[Problem to solve] The required answer is every line of the data containing the word "this".

[Input records]
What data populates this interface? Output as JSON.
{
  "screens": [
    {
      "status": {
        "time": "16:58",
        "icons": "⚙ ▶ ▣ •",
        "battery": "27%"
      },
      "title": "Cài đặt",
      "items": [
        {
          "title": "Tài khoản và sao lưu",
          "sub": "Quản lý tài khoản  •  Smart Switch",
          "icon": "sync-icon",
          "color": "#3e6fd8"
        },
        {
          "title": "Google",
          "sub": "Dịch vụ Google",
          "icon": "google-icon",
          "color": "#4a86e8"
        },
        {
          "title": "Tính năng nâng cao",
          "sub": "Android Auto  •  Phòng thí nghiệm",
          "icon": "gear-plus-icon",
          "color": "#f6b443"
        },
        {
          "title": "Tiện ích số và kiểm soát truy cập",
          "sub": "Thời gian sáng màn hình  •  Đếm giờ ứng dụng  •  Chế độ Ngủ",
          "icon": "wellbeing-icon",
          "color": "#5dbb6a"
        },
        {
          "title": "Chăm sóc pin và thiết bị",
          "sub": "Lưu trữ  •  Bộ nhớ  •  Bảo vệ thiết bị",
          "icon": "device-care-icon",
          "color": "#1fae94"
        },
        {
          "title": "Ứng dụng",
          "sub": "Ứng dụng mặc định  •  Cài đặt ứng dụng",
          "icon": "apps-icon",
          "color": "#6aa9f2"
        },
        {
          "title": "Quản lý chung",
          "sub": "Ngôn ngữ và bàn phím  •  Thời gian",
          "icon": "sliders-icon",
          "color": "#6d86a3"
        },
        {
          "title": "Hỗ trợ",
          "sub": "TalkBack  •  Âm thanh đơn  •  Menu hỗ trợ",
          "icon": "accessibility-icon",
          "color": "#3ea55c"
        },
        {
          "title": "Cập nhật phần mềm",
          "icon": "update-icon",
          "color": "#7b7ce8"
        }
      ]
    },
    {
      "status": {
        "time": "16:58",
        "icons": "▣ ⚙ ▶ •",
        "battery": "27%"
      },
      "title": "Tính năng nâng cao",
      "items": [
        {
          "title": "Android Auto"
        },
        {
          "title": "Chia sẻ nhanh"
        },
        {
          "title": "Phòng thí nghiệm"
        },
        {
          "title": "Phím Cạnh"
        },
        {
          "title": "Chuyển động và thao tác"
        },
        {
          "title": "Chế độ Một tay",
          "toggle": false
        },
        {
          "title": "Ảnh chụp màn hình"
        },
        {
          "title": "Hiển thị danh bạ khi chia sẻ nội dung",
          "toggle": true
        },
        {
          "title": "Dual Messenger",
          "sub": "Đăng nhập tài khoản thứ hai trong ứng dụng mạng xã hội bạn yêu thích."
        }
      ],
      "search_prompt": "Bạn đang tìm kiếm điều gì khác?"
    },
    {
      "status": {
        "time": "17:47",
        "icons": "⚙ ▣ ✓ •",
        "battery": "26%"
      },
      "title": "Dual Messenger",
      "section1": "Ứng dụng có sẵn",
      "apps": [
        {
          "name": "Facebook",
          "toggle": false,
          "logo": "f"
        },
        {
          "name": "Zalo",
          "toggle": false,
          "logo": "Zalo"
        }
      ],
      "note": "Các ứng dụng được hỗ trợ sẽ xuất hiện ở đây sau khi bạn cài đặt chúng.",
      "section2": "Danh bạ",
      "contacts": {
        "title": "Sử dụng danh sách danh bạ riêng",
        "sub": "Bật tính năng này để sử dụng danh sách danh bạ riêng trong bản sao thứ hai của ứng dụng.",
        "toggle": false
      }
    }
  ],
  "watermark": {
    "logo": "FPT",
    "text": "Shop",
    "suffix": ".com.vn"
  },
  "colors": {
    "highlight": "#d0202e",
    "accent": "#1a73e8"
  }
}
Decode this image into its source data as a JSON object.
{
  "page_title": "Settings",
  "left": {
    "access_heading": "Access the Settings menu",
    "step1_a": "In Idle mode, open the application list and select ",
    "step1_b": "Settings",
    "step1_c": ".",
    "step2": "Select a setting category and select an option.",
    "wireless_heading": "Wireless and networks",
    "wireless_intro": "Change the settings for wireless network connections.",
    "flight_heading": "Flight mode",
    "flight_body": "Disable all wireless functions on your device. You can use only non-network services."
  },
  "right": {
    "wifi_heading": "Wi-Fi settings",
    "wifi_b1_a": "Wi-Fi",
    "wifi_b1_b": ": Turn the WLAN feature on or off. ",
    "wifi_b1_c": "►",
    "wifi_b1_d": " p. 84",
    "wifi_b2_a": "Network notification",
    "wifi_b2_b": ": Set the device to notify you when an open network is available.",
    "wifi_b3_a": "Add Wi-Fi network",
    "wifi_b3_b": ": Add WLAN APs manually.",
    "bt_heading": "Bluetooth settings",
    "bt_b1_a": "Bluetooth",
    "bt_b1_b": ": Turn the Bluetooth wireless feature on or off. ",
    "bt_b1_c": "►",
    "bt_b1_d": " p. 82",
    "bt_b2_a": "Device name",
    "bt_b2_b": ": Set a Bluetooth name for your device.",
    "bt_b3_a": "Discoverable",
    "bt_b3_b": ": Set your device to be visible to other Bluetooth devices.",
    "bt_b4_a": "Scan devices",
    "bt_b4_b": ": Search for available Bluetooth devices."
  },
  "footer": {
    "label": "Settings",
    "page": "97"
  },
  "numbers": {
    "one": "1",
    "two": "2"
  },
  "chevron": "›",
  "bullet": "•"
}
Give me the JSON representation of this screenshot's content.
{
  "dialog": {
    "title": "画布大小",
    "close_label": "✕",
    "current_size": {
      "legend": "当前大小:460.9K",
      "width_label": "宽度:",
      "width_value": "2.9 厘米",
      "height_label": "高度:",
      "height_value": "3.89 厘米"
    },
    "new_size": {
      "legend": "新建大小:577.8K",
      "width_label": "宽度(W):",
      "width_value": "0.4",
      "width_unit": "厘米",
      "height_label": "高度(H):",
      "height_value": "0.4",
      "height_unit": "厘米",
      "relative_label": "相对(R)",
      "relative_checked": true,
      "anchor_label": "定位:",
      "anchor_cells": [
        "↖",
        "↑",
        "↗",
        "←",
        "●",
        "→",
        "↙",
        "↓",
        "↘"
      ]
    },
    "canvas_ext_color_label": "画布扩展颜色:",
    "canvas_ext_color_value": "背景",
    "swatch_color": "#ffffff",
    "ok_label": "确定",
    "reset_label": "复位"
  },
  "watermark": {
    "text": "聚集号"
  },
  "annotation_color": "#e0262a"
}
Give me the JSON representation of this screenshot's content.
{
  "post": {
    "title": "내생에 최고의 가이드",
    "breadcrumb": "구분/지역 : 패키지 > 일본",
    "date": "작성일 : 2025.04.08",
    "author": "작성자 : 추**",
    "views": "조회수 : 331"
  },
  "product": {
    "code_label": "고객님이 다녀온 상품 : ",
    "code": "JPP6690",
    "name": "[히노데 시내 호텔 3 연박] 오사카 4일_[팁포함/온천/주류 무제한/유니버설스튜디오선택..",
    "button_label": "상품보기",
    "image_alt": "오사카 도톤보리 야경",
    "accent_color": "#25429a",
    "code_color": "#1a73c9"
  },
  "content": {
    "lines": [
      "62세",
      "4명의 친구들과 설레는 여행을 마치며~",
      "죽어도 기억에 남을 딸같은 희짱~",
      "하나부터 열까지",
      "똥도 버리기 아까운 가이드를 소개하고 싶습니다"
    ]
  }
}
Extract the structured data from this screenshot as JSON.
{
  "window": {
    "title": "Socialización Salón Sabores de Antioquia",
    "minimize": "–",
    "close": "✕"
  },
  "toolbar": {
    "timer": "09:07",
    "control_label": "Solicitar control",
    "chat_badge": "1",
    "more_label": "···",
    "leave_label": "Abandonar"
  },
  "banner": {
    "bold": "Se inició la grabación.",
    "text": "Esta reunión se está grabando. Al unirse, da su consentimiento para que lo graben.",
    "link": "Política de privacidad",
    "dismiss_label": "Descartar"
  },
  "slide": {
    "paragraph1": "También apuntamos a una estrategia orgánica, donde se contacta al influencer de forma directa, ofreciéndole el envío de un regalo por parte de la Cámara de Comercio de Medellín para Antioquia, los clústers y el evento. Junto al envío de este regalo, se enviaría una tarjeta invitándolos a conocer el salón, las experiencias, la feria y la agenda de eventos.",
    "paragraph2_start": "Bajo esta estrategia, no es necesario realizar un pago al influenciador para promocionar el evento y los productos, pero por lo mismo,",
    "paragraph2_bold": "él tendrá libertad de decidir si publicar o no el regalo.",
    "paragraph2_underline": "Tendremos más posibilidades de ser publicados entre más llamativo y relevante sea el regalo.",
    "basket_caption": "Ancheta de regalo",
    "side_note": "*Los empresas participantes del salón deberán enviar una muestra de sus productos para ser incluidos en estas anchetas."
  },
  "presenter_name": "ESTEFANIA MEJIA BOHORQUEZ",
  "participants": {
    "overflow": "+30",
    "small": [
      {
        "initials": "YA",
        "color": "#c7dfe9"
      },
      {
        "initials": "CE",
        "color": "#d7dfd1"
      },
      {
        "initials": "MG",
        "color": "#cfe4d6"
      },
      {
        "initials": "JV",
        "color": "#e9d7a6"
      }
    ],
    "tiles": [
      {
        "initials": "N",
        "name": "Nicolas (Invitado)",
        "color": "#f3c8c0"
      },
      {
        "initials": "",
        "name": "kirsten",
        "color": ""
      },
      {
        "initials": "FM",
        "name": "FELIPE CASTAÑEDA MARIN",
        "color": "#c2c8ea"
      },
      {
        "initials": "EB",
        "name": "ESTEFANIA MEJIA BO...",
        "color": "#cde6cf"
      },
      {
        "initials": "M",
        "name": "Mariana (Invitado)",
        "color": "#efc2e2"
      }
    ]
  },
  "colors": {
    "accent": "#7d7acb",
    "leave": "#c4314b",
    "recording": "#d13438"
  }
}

[Output of the task]
What data populates this interface? Output as JSON.
Decode this image into its source data as a JSON object.
Give me the JSON representation of this screenshot's content.
Give me the JSON representation of this screenshot's content.
Extract the structured data from this screenshot as JSON.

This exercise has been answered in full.